“Dance Tonight” along with “Ever Present Past,” the two signature releases of the album, are both uptempo songs. Characteristic of McCartney’s music, none of these recordings telegraph the punches. Surprise and unpredictability continue to be a staple of his music. The melodies in this album are piano-driven. Even this is interesting, because none of these studio recordings come across as being emblematic of mere rock music. All of the songs accomplish much more than the limitations set by standard rock songs.

For instance, “Dance Tonight” employs a playful mandolin as the dominant instrument and McCartney whistling portions of the catchy melody. “Ever Present Past” is perhaps the best example of his use of guitar riffs. However, refusing to write songs that are moved along by overly aggressive drumming and a frantic tempo, this album is another example of McCartney’s individualistic disregard for the taste of his critics. For the decade that Wings existed, the music press hurled unqualified criticism at the group for not sounding like every other rock group. For his part, McCartney did not tow the line and ended up by creating music that has stood the test of time.

“See Your Sunshine” is a melodic song that displays great interplay of piano and his well respected booming bass, which never exists as mere backdrop rhythm. “Only Mama Knows” begins and ends with beautifully melodic strings. For those looking for a genuinely dyed-in-the-wool rock song, this song will not disappoint.
The acoustic ballad “You Tell Me” is reminiscent of old McCartney downtempo songs. Actually, this song conveys a rather sad quality that bespeaks of the nostalgia of days gone by. “The End of the End” contains some of McCartney’s most pressing lyrics. The song is about how he would like to be remembered. Here, we once again encounter him whistling the melody, as if gentling walking away into some post-mortal realm.

“That Was Me” displays an autobiographical flair, where McCartney is awed by the passing years, from childhood to fame and stardom, and culminating in old age. His bass line in this song is some of his most poignant yet. Jazzy fingering techniques carry this song. “House of Wax,” a quasi-lament, finds him giving his all emotionally.

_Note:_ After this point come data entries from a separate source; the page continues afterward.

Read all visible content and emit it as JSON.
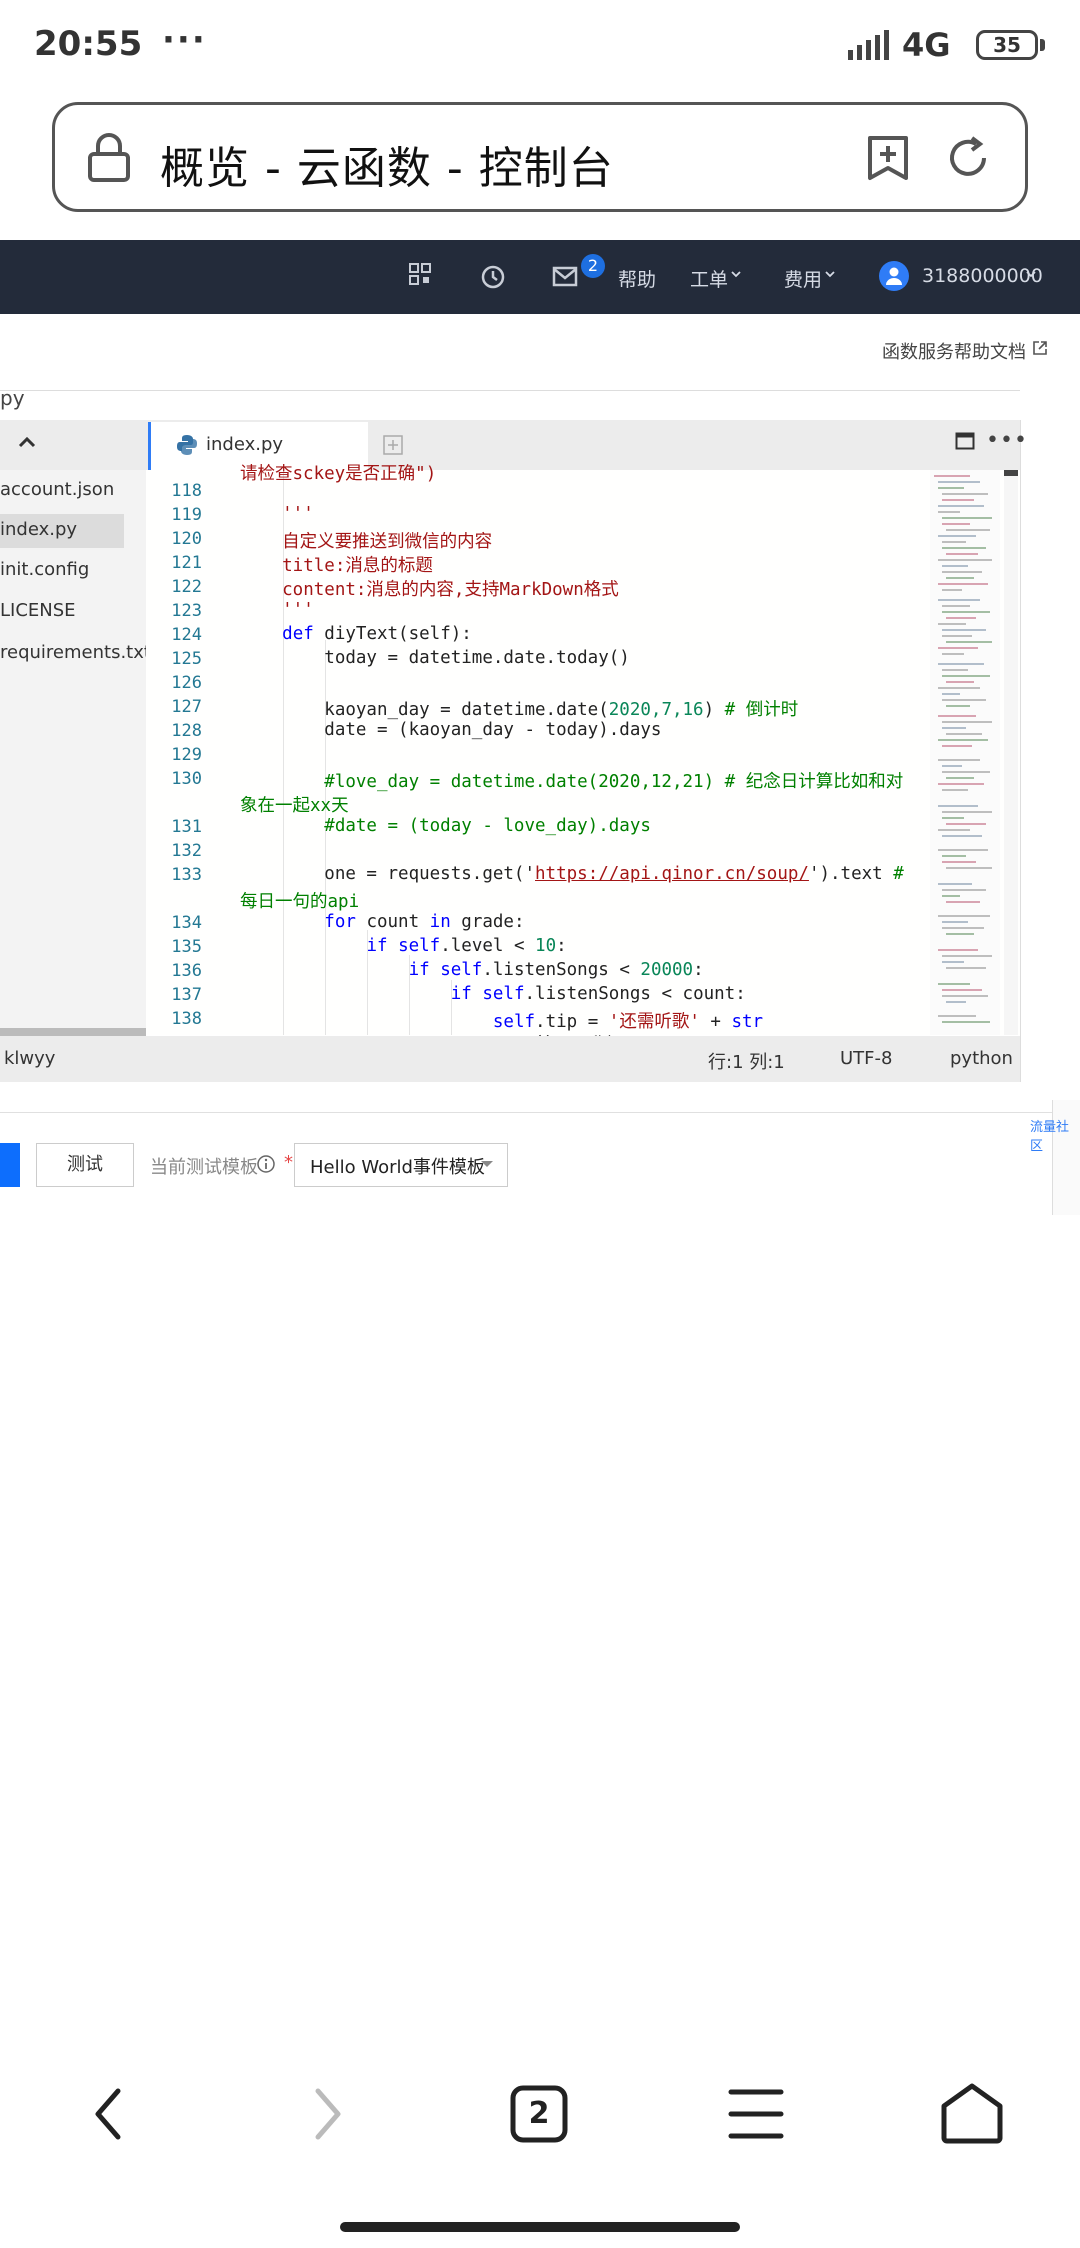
{
  "status_bar": {
    "time": "20:55",
    "dots": "···",
    "network": "4G",
    "battery": "35"
  },
  "address_bar": {
    "title": "概览 - 云函数 - 控制台"
  },
  "top_nav": {
    "mail_badge": "2",
    "help": "帮助",
    "ticket": "工单",
    "billing": "费用",
    "account": "3188000000"
  },
  "help_doc": "函数服务帮助文档",
  "breadcrumb_fragment": "py",
  "files": [
    "account.json",
    "index.py",
    "init.config",
    "LICENSE",
    "requirements.txt"
  ],
  "tab": {
    "label": "index.py"
  },
  "code": {
    "top_partial": "请检查sckey是否正确\")",
    "line_118": "",
    "line_119": "    '''",
    "line_120": "    自定义要推送到微信的内容",
    "line_121": "    title:消息的标题",
    "line_122": "    content:消息的内容,支持MarkDown格式",
    "line_123": "    '''",
    "line_124_kw": "def",
    "line_124_rest": " diyText(self):",
    "line_125": "        today = datetime.date.today()",
    "line_127_a": "        kaoyan_day = datetime.date(",
    "line_127_n": "2020,7,16",
    "line_127_b": ") ",
    "line_127_c": "# 倒计时",
    "line_128": "        date = (kaoyan_day - today).days",
    "line_130": "        #love_day = datetime.date(2020,12,21) # 纪念日计算比如和对",
    "line_130_wrap": "象在一起xx天",
    "line_131": "        #date = (today - love_day).days",
    "line_133_a": "        one = requests.get('",
    "line_133_url": "https://api.qinor.cn/soup/",
    "line_133_b": "').text ",
    "line_133_c": "#",
    "line_133_wrap": "每日一句的api",
    "line_134_kw1": "for",
    "line_134_mid": " count ",
    "line_134_kw2": "in",
    "line_134_rest": " grade:",
    "line_135_kw": "if",
    "line_135_self": "self",
    "line_135_rest": ".level < ",
    "line_135_num": "10",
    "line_135_end": ":",
    "line_136_kw": "if",
    "line_136_self": "self",
    "line_136_rest": ".listenSongs < ",
    "line_136_num": "20000",
    "line_136_end": ":",
    "line_137_kw": "if",
    "line_137_self": "self",
    "line_137_rest": ".listenSongs < count:",
    "line_138_self": "self",
    "line_138_rest": ".tip = ",
    "line_138_str": "'还需听歌'",
    "line_138_plus": " + ",
    "line_138_kw": "str",
    "line_138_wrap": "(count-self.listenSongs) + '首即可升级'"
  },
  "line_numbers": [
    "118",
    "119",
    "120",
    "121",
    "122",
    "123",
    "124",
    "125",
    "126",
    "127",
    "128",
    "129",
    "130",
    "131",
    "132",
    "133",
    "134",
    "135",
    "136",
    "137",
    "138"
  ],
  "status_line": {
    "left": "klwyy",
    "position": "行:1 列:1",
    "encoding": "UTF-8",
    "language": "python"
  },
  "side_link": "流量社区",
  "controls": {
    "test_button": "测试",
    "template_label": "当前测试模板",
    "required": "*",
    "template_value": "Hello World事件模板"
  },
  "bottom_nav": {
    "tabs_count": "2"
  }
}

If forced to choose the most endearing and memorable quality of Memory Almost Full, one would have to say that the lyrics of these songs are some of the most profound and poignant that he has ever composed. This is a moving record that is replete with melodies that will easily become classic McCartney songs. It is also a glaring indictment of just how much talent actually still matters.

Pedro Blas Gonzalez is Associate Professor of Philosophy at Barry University in Miami, Florida. Amongst his intellectual pursuits is his interest in the relationship that exists between subjectivity, self-autonomy and philosophy.

No comments: